The earthenware pipes on the Pichi Richi Railway are mostly still functioning as designed, unnoticed by most who travel along the track. They play an extremely important role, a larger role than their small size would indicate, in draining water from one side of the track to the other.
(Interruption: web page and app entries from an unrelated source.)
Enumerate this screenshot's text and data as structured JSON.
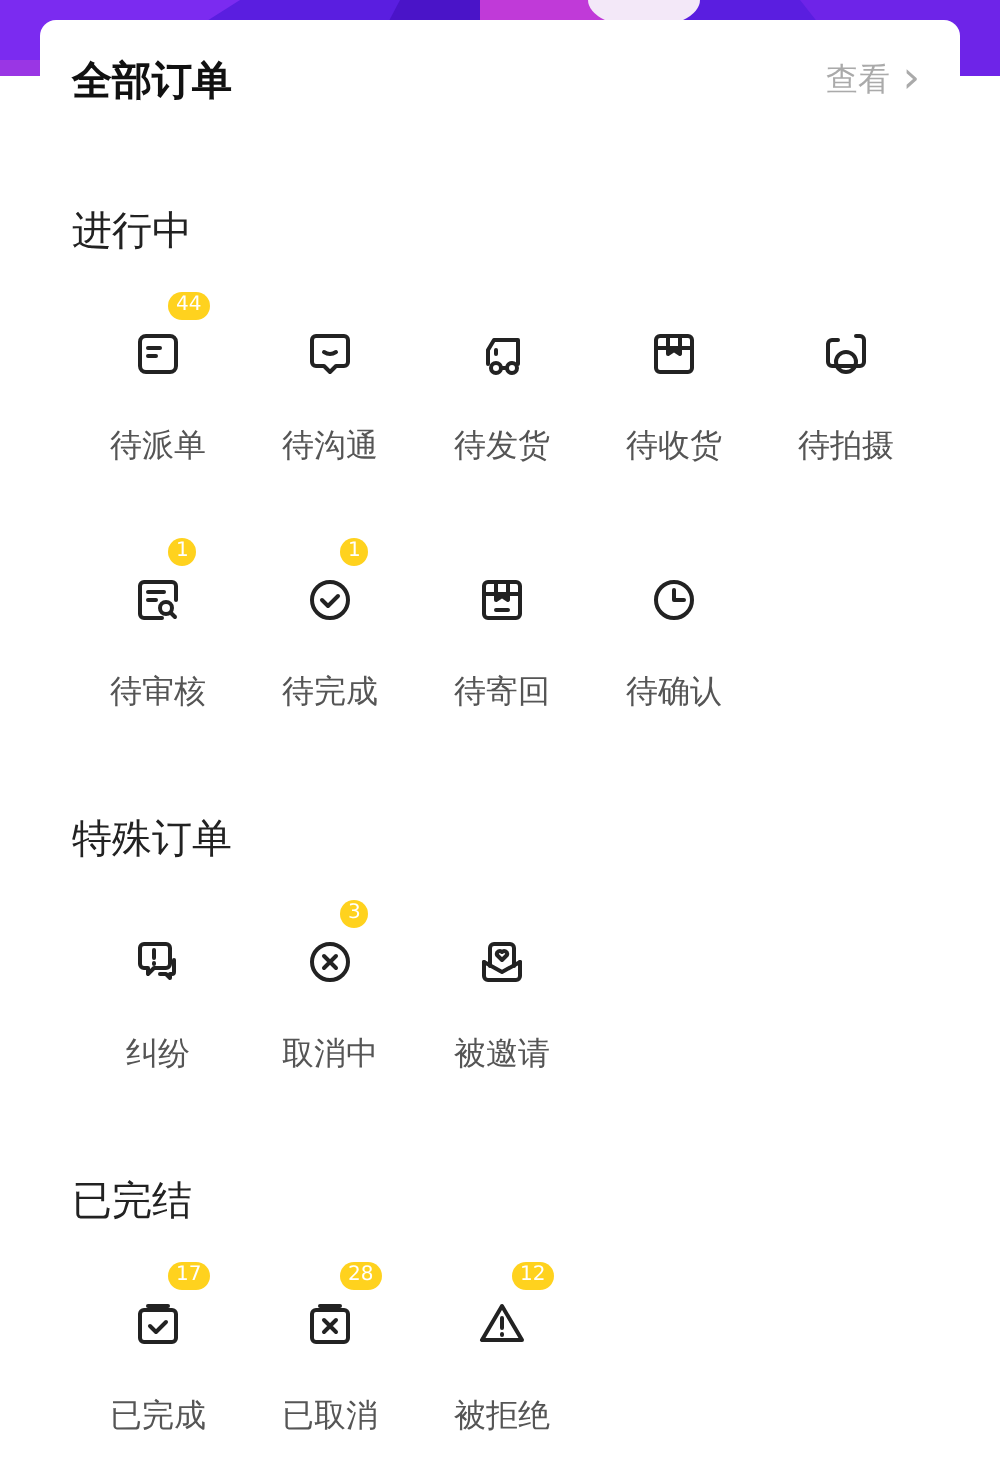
{
  "header": {
    "title": "全部订单",
    "link": "查看",
    "link_arrow": "›"
  },
  "sections": [
    {
      "heading": "进行中",
      "items": [
        {
          "label": "待派单",
          "badge": "44"
        },
        {
          "label": "待沟通"
        },
        {
          "label": "待发货"
        },
        {
          "label": "待收货"
        },
        {
          "label": "待拍摄"
        },
        {
          "label": "待审核",
          "badge": "1"
        },
        {
          "label": "待完成",
          "badge": "1"
        },
        {
          "label": "待寄回"
        },
        {
          "label": "待确认"
        }
      ]
    },
    {
      "heading": "特殊订单",
      "items": [
        {
          "label": "纠纷"
        },
        {
          "label": "取消中",
          "badge": "3"
        },
        {
          "label": "被邀请"
        }
      ]
    },
    {
      "heading": "已完结",
      "items": [
        {
          "label": "已完成",
          "badge": "17"
        },
        {
          "label": "已取消",
          "badge": "28"
        },
        {
          "label": "被拒绝",
          "badge": "12"
        }
      ]
    }
  ]
}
Some have blocked, causing settlement in the formation, and others have broken under the weight of embankment and trains, but still have an opening to carry water under the track.

Whereas concrete has been developed into a major structural material, earthenware has disappeared from the modern engineering construction, replaced in the 1960s by a new plastic known as polyvinyl chloride (PVC).

The drainage under the stone wall on curve 29 is clearly visible in this 1962 photo of NM17 hauling derelict NMs to Port Augusta for scrapping. (Jack Babbage)


H.J. Hopkins, A Span of Bridges, Praeger Publishers, New York, 1970.

R.C. Patterson, On the best methods of Railway Construction for the development of New Countries, as illustrated by the Railway Systems of South Australia, minutes of proceedings of the Institution of Civil Engineers, London, paper presented on 14 January 1879.

D.W. Penn, How Firm the Foundation: A Historical Survey of an Independent Venture that Founded the Portland Cement Industry in Australia, Concrete Publishing Co Ltd., Adelaide, 1977.

This article by Bill Stacy was published in Pichi Richi Patter Volume 12, No. 2, Summer 1984-85.